*** Opening Records for this task ***
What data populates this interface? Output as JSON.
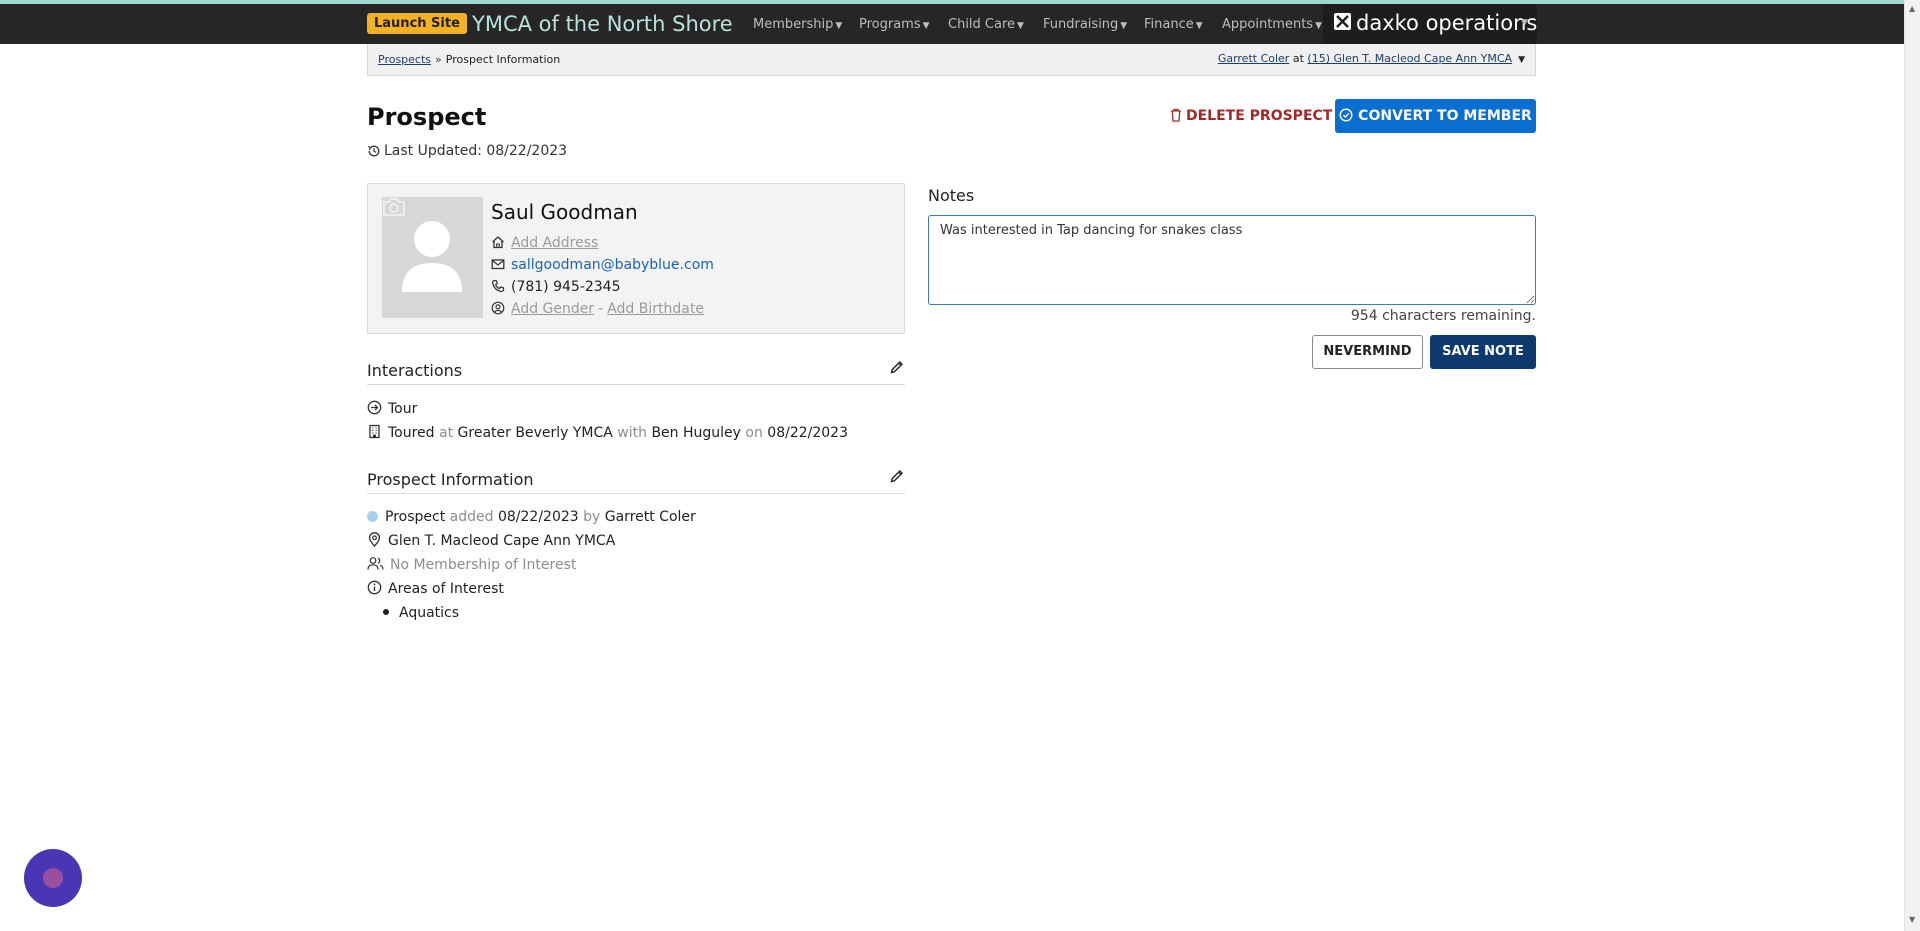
{
  "topnav": {
    "launch_label": "Launch Site",
    "org_name": "YMCA of the North Shore",
    "menus": [
      "Membership",
      "Programs",
      "Child Care",
      "Fundraising",
      "Finance",
      "Appointments"
    ],
    "brand": "daxko operations"
  },
  "breadcrumb": {
    "parent": "Prospects",
    "separator": "»",
    "current": "Prospect Information"
  },
  "user_context": {
    "user": "Garrett Coler",
    "joiner": "at",
    "location": "(15) Glen T. Macleod Cape Ann YMCA"
  },
  "header": {
    "title": "Prospect",
    "last_updated": "Last Updated: 08/22/2023",
    "delete_label": "DELETE PROSPECT",
    "convert_label": "CONVERT TO MEMBER"
  },
  "profile": {
    "name": "Saul Goodman",
    "address_placeholder": "Add Address",
    "email": "sallgoodman@babyblue.com",
    "phone": "(781) 945-2345",
    "gender_placeholder": "Add Gender",
    "separator": "-",
    "birthdate_placeholder": "Add Birthdate"
  },
  "interactions": {
    "title": "Interactions",
    "type": "Tour",
    "detail": {
      "action": "Toured",
      "at": "at",
      "location": "Greater Beverly YMCA",
      "with": "with",
      "staff": "Ben Huguley",
      "on": "on",
      "date": "08/22/2023"
    }
  },
  "prospect_info": {
    "title": "Prospect Information",
    "status": "Prospect",
    "added_word": "added",
    "added_date": "08/22/2023",
    "by_word": "by",
    "added_by": "Garrett Coler",
    "branch": "Glen T. Macleod Cape Ann YMCA",
    "membership": "No Membership of Interest",
    "areas_label": "Areas of Interest",
    "areas": [
      "Aquatics"
    ]
  },
  "notes": {
    "label": "Notes",
    "value": "Was interested in Tap dancing for snakes class",
    "remaining": "954 characters remaining.",
    "cancel_label": "NEVERMIND",
    "save_label": "SAVE NOTE"
  },
  "colors": {
    "nav_bg": "#262626",
    "accent_blue": "#0b6fd1",
    "save_blue": "#0c3a6c",
    "delete_red": "#a32828",
    "launch_yellow": "#f3b223",
    "prospect_dot": "#a6cff0"
  }
}
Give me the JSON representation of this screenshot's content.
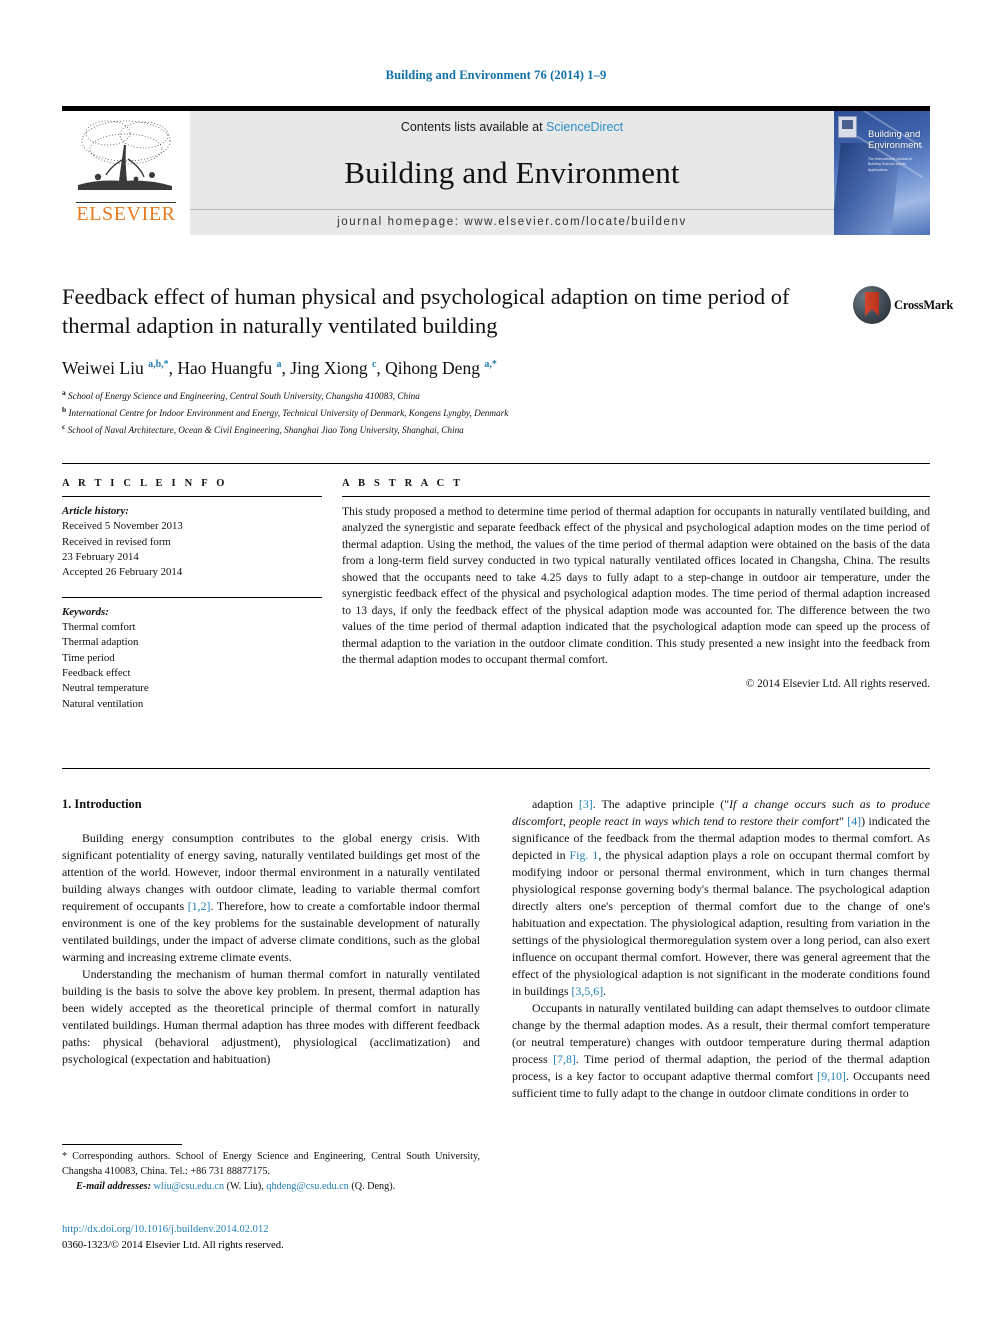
{
  "running_head": "Building and Environment 76 (2014) 1–9",
  "masthead": {
    "contents_prefix": "Contents lists available at ",
    "sciencedirect": "ScienceDirect",
    "journal_name": "Building and Environment",
    "homepage": "journal homepage: www.elsevier.com/locate/buildenv",
    "publisher": "ELSEVIER",
    "cover_title": "Building and Environment",
    "cover_subtitle": "The International Journal of Building Science and its Applications"
  },
  "article": {
    "title": "Feedback effect of human physical and psychological adaption on time period of thermal adaption in naturally ventilated building",
    "crossmark_label": "CrossMark",
    "authors_html": "Weiwei Liu <sup>a,b,*</sup>, Hao Huangfu <sup>a</sup>, Jing Xiong <sup>c</sup>, Qihong Deng <sup>a,*</sup>",
    "affiliations": [
      {
        "marker": "a",
        "text": "School of Energy Science and Engineering, Central South University, Changsha 410083, China"
      },
      {
        "marker": "b",
        "text": "International Centre for Indoor Environment and Energy, Technical University of Denmark, Kongens Lyngby, Denmark"
      },
      {
        "marker": "c",
        "text": "School of Naval Architecture, Ocean & Civil Engineering, Shanghai Jiao Tong University, Shanghai, China"
      }
    ]
  },
  "info": {
    "heading": "A R T I C L E   I N F O",
    "history_label": "Article history:",
    "history": [
      "Received 5 November 2013",
      "Received in revised form",
      "23 February 2014",
      "Accepted 26 February 2014"
    ],
    "keywords_label": "Keywords:",
    "keywords": [
      "Thermal comfort",
      "Thermal adaption",
      "Time period",
      "Feedback effect",
      "Neutral temperature",
      "Natural ventilation"
    ]
  },
  "abstract": {
    "heading": "A B S T R A C T",
    "text": "This study proposed a method to determine time period of thermal adaption for occupants in naturally ventilated building, and analyzed the synergistic and separate feedback effect of the physical and psychological adaption modes on the time period of thermal adaption. Using the method, the values of the time period of thermal adaption were obtained on the basis of the data from a long-term field survey conducted in two typical naturally ventilated offices located in Changsha, China. The results showed that the occupants need to take 4.25 days to fully adapt to a step-change in outdoor air temperature, under the synergistic feedback effect of the physical and psychological adaption modes. The time period of thermal adaption increased to 13 days, if only the feedback effect of the physical adaption mode was accounted for. The difference between the two values of the time period of thermal adaption indicated that the psychological adaption mode can speed up the process of thermal adaption to the variation in the outdoor climate condition. This study presented a new insight into the feedback from the thermal adaption modes to occupant thermal comfort.",
    "copyright": "© 2014 Elsevier Ltd. All rights reserved."
  },
  "body": {
    "section_heading": "1. Introduction",
    "left_paragraphs": [
      "Building energy consumption contributes to the global energy crisis. With significant potentiality of energy saving, naturally ventilated buildings get most of the attention of the world. However, indoor thermal environment in a naturally ventilated building always changes with outdoor climate, leading to variable thermal comfort requirement of occupants [1,2]. Therefore, how to create a comfortable indoor thermal environment is one of the key problems for the sustainable development of naturally ventilated buildings, under the impact of adverse climate conditions, such as the global warming and increasing extreme climate events.",
      "Understanding the mechanism of human thermal comfort in naturally ventilated building is the basis to solve the above key problem. In present, thermal adaption has been widely accepted as the theoretical principle of thermal comfort in naturally ventilated buildings. Human thermal adaption has three modes with different feedback paths: physical (behavioral adjustment), physiological (acclimatization) and psychological (expectation and habituation)"
    ],
    "right_paragraphs": [
      "adaption [3]. The adaptive principle (\"If a change occurs such as to produce discomfort, people react in ways which tend to restore their comfort\" [4]) indicated the significance of the feedback from the thermal adaption modes to thermal comfort. As depicted in Fig. 1, the physical adaption plays a role on occupant thermal comfort by modifying indoor or personal thermal environment, which in turn changes thermal physiological response governing body's thermal balance. The psychological adaption directly alters one's perception of thermal comfort due to the change of one's habituation and expectation. The physiological adaption, resulting from variation in the settings of the physiological thermoregulation system over a long period, can also exert influence on occupant thermal comfort. However, there was general agreement that the effect of the physiological adaption is not significant in the moderate conditions found in buildings [3,5,6].",
      "Occupants in naturally ventilated building can adapt themselves to outdoor climate change by the thermal adaption modes. As a result, their thermal comfort temperature (or neutral temperature) changes with outdoor temperature during thermal adaption process [7,8]. Time period of thermal adaption, the period of the thermal adaption process, is a key factor to occupant adaptive thermal comfort [9,10]. Occupants need sufficient time to fully adapt to the change in outdoor climate conditions in order to"
    ]
  },
  "footnotes": {
    "corresponding": "* Corresponding authors. School of Energy Science and Engineering, Central South University, Changsha 410083, China. Tel.: +86 731 88877175.",
    "email_label": "E-mail addresses:",
    "email1": "wliu@csu.edu.cn",
    "email1_owner": "(W. Liu),",
    "email2": "qhdeng@csu.edu.cn",
    "email2_owner": "(Q. Deng)."
  },
  "doi_block": {
    "doi": "http://dx.doi.org/10.1016/j.buildenv.2014.02.012",
    "issn_line": "0360-1323/© 2014 Elsevier Ltd. All rights reserved."
  },
  "colors": {
    "link_blue": "#1f7fb5",
    "sciencedirect_blue": "#2b8fc9",
    "elsevier_orange": "#E87B1E"
  }
}
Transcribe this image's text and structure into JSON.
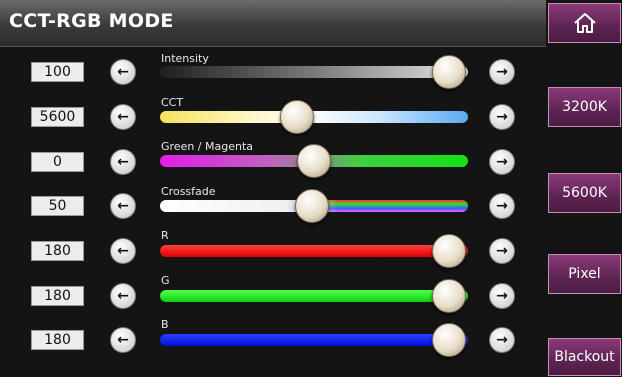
{
  "header": {
    "title": "CCT-RGB MODE"
  },
  "sidebar": {
    "home_icon": "home-icon",
    "buttons": [
      "3200K",
      "5600K",
      "Pixel",
      "Blackout"
    ],
    "accent": "#5e2453"
  },
  "rows": [
    {
      "value": "100",
      "label": "Intensity",
      "level": 0.93
    },
    {
      "value": "5600",
      "label": "CCT",
      "level": 0.45
    },
    {
      "value": "0",
      "label": "Green / Magenta",
      "level": 0.5
    },
    {
      "value": "50",
      "label": "Crossfade",
      "level": 0.48
    },
    {
      "value": "180",
      "label": "R",
      "level": 0.93
    },
    {
      "value": "180",
      "label": "G",
      "level": 0.93
    },
    {
      "value": "180",
      "label": "B",
      "level": 0.93
    }
  ],
  "icons": {
    "left": "arrow-left-icon",
    "right": "arrow-right-icon"
  }
}
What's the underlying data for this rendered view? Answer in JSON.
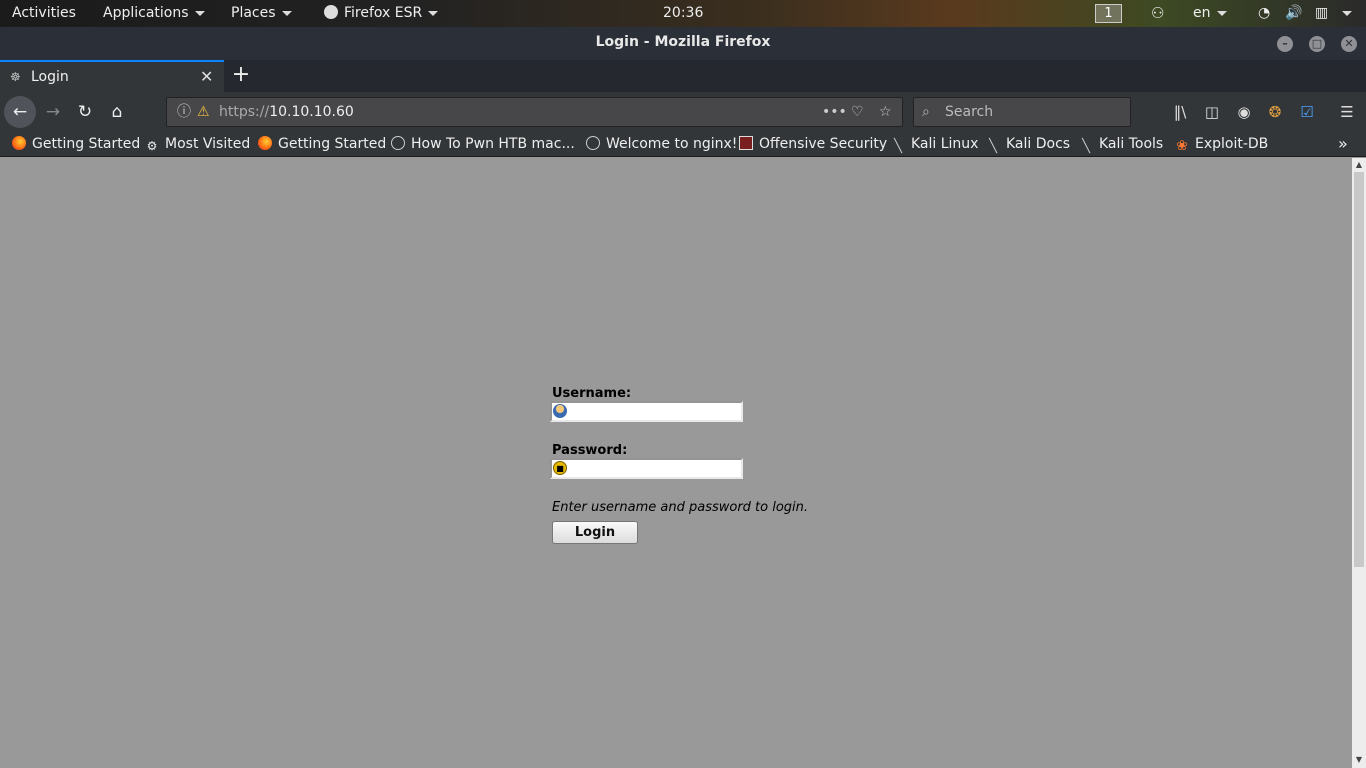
{
  "topbar": {
    "activities": "Activities",
    "applications": "Applications",
    "places": "Places",
    "app": "Firefox ESR",
    "clock": "20:36",
    "workspace": "1",
    "lang": "en",
    "icons": [
      "wifi-icon",
      "volume-icon",
      "battery-icon",
      "power-menu-icon"
    ]
  },
  "window": {
    "title": "Login - Mozilla Firefox"
  },
  "tabs": [
    {
      "label": "Login"
    }
  ],
  "navbar": {
    "url_protocol": "https://",
    "url_host": "10.10.10.60",
    "search_placeholder": "Search"
  },
  "bookmarks": [
    {
      "label": "Getting Started",
      "icon": "firefox-icon"
    },
    {
      "label": "Most Visited",
      "icon": "gear-icon"
    },
    {
      "label": "Getting Started",
      "icon": "firefox-icon"
    },
    {
      "label": "How To Pwn HTB mac...",
      "icon": "globe-icon"
    },
    {
      "label": "Welcome to nginx!",
      "icon": "globe-icon"
    },
    {
      "label": "Offensive Security",
      "icon": "offsec-icon"
    },
    {
      "label": "Kali Linux",
      "icon": "kali-dragon-icon"
    },
    {
      "label": "Kali Docs",
      "icon": "kali-dragon-icon"
    },
    {
      "label": "Kali Tools",
      "icon": "kali-dragon-icon"
    },
    {
      "label": "Exploit-DB",
      "icon": "exploitdb-icon"
    }
  ],
  "login": {
    "username_label": "Username:",
    "username_value": "",
    "password_label": "Password:",
    "password_value": "",
    "hint": "Enter username and password to login.",
    "button": "Login"
  },
  "colors": {
    "page_bg": "#999999",
    "toolbar_bg": "#323639",
    "tab_accent": "#0a84ff"
  }
}
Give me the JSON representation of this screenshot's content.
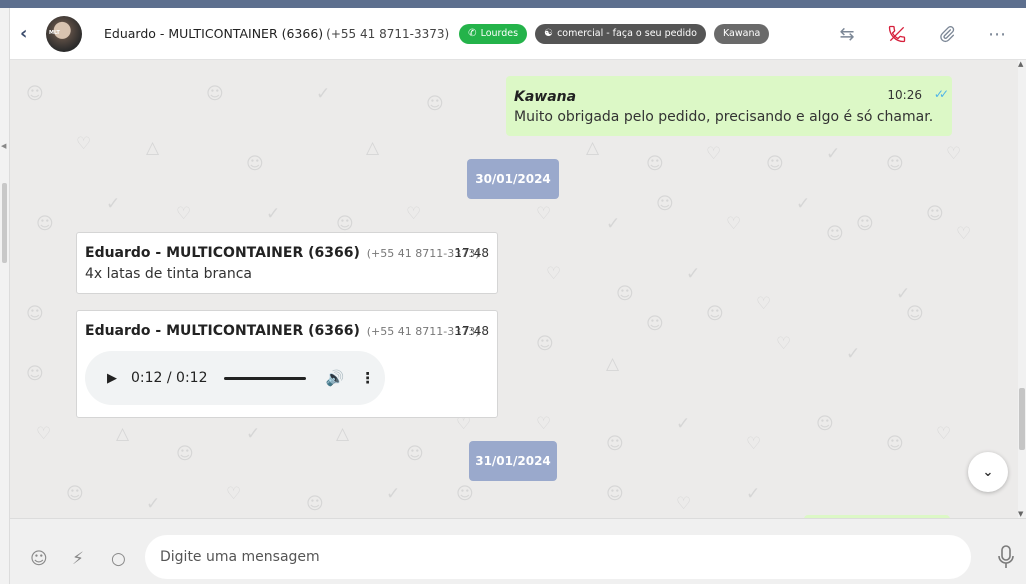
{
  "header": {
    "contact_name": "Eduardo - MULTICONTAINER (6366)",
    "contact_phone": "(+55 41 8711-3373)",
    "tags": [
      {
        "label": "Lourdes",
        "icon": "whatsapp-icon",
        "color": "#24b34a"
      },
      {
        "label": "comercial - faça o seu pedido",
        "icon": "sitemap-icon",
        "color": "#555555"
      },
      {
        "label": "Kawana",
        "icon": "",
        "color": "#6a6a6a"
      }
    ],
    "actions": [
      "transfer-icon",
      "end-call-icon",
      "attach-icon",
      "more-icon"
    ]
  },
  "messages": {
    "outgoing_1": {
      "author": "Kawana",
      "time": "10:26",
      "text": "Muito obrigada pelo pedido, precisando e algo é só chamar."
    },
    "date_1": "30/01/2024",
    "incoming_1": {
      "author": "Eduardo - MULTICONTAINER (6366)",
      "phone": "(+55 41 8711-3373)",
      "time": "17:48",
      "text": "4x latas de tinta branca"
    },
    "incoming_2": {
      "author": "Eduardo - MULTICONTAINER (6366)",
      "phone": "(+55 41 8711-3373)",
      "time": "17:48",
      "audio_time": "0:12 / 0:12"
    },
    "date_2": "31/01/2024"
  },
  "composer": {
    "placeholder": "Digite uma mensagem"
  },
  "colors": {
    "outgoing_bubble": "#dcf8c6",
    "date_chip": "#9aa9cc",
    "tag_green": "#24b34a",
    "end_call": "#d61f3b"
  }
}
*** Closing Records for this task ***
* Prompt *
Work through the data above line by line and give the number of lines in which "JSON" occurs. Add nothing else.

* Answer box *
5